He pulled his arm back and put his hand in his pocket for his keys. Using the key fob to press the Unlock button for the car, he opened the passenger side door for Bea and watched as she carefully seated herself. After making sure she had put on her seatbelt, he shut her door for her and trotted around to the driver’s side. He got in, locked the door, and put on his own seatbelt.

“Well, if not to show off my knitting skills, why do you need a grandmother today? Don’t you have one of your own?”

Paul’s heart constricted, but he tried to ignore it.

“Not anymore,” he answered lightly. “She died last month. Old age.”

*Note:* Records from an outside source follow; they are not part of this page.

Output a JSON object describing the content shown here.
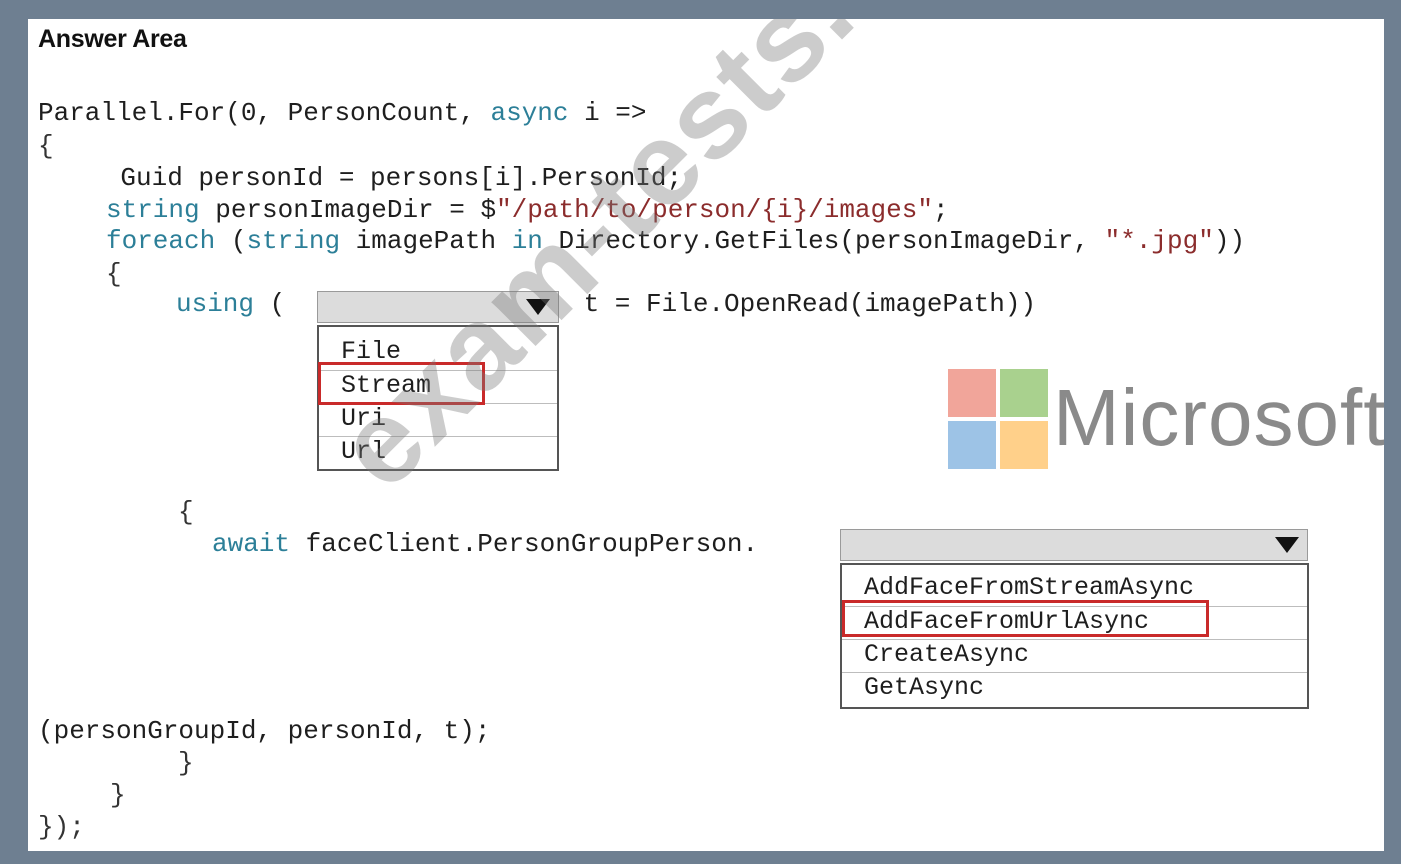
{
  "heading": "Answer Area",
  "code": {
    "l1_a": "Parallel.For(0, PersonCount, ",
    "l1_kw": "async",
    "l1_b": " i =>",
    "l2": "{",
    "l3": "    Guid personId = persons[i].PersonId;",
    "l4_kw": "string",
    "l4_a": " personImageDir = $",
    "l4_str": "\"/path/to/person/{i}/images\"",
    "l4_b": ";",
    "l5_kw1": "foreach",
    "l5_a": " (",
    "l5_kw2": "string",
    "l5_b": " imagePath ",
    "l5_kw3": "in",
    "l5_c": " Directory.GetFiles(personImageDir, ",
    "l5_str": "\"*.jpg\"",
    "l5_d": "))",
    "l6": "{",
    "l7_kw": "using",
    "l7_a": " (",
    "l7_b": " t = File.OpenRead(imagePath))",
    "l8": "{",
    "l9_kw": "await",
    "l9_a": " faceClient.PersonGroupPerson.",
    "l10": "(personGroupId, personId, t);",
    "l11": "}",
    "l12": "}",
    "l13": "});"
  },
  "dropdown1": {
    "selected": "",
    "options": [
      "File",
      "Stream",
      "Uri",
      "Url"
    ],
    "highlighted": "Stream"
  },
  "dropdown2": {
    "selected": "",
    "options": [
      "AddFaceFromStreamAsync",
      "AddFaceFromUrlAsync",
      "CreateAsync",
      "GetAsync"
    ],
    "highlighted": "AddFaceFromUrlAsync"
  },
  "logo": {
    "text": "Microsoft",
    "colors": [
      "#f1a59a",
      "#a9d18e",
      "#9dc3e6",
      "#ffd08a"
    ]
  },
  "watermark": "exam-tests.com",
  "colors": {
    "keyword": "#2c7f98",
    "highlight_border": "#c92a2a",
    "frame": "#6e7f91"
  }
}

“Oh. I see.”

He started the car and pulled out of the library parking lot, taking the turns and roads he’d come to know so well. In truth, when she first died he didn’t know how he’d be able to bear the pain of losing his grandmother. She was the only grandparent he’d ever known; the others died long before he came along.

His mother had always said that losing loved ones was a part of life. Sharing the grief, she said, brought people closer to one another. So even though it was one of the hardest things to do—say goodbye forever to someone he loved—ultimately it had its purpose.

“Well,” Bea said after several moments of silence. “I’m sorry to hear about your grandmother. Mother’s side or father’s?”

“Mother’s,” Paul said, that heart constriction coming back. He inhaled deeply to make it go away and almost succeeded.

“How’s your mother taking it?”

They pulled to a red light not too far from their final destination, and he drummed his fingers on the steering wheel.

“She doesn’t know.”

Bea jerked her head to face him. “Doesn’t know? What, is your mother one of those women who can’t be bothered during her bridge game with what’s important?”

Despite the insult, Paul couldn’t help smiling again. “Bea, you’re showing your age. Women don’t get together to play bridge anymore. And Mom doesn’t know because I haven’t told her yet.”

“Hmmph,” she said. “Well, whatever they’re doing—even if it’s that newfangled computer on-the-line stuff—surely your mother should know about her own flesh and blood. What possible reason could you have for…”

The car pulled into the parking lot of the assisted care facility, and Bea’s words dissipated in the space between them.

“What is this? Why are we here?”

Paul took in another deep breath. “To see my mother. She was diagnosed with early onset dementia five years ago, and lately she’s…she’s gotten worse. On good days she knows who I am, and on bad days…well, I have to remind her all over again I’m her son, and then it goes from bad to worse because she feels so guilty that she doesn’t remember me. I couldn’t tell her about Grammy, Bea. It would crush her. She already feels like she’s lost so much, and I was hoping that if you could go in there and pretend to be Grammy for a little while…”

He didn’t finish. He couldn’t. Suddenly, saying it all out loud, he realized just how ridiculous his plan sounded. Even if his mother couldn’t remember him, surely some visceral part of her would recognize that this elderly woman beside him wasn’t her mother. People might forget where they’d gone, but it was harder for them to forget where they came from…wasn’t it?

Bea studied the outside of the facility for a little while not saying anything. He worried that she would demand he take her back to the library, and that wouldn’t do because the librarian had already said Bea was the only grandmother available for loan. The next grandmother wouldn’t come in until the following week, and after the nurse’s call that morning that his mother seemed unusually agitated he didn’t want to let any more time than necessary go without seeing her.

“You called your grandmother Grammy?” Bea asked finally.

Prickles of hope gave him goosebumps. “Yes, I did.”

“And your name is Paul, you said?”

“Yes, ma’am.”

“Ma’am,” she repeated. “That’s nice. Your mother must have raised you right.”

He shrugged. “I’d like to think so.”

“All right, Paul. Take your grammy in to see your mother.”

“Yes, ma’am.”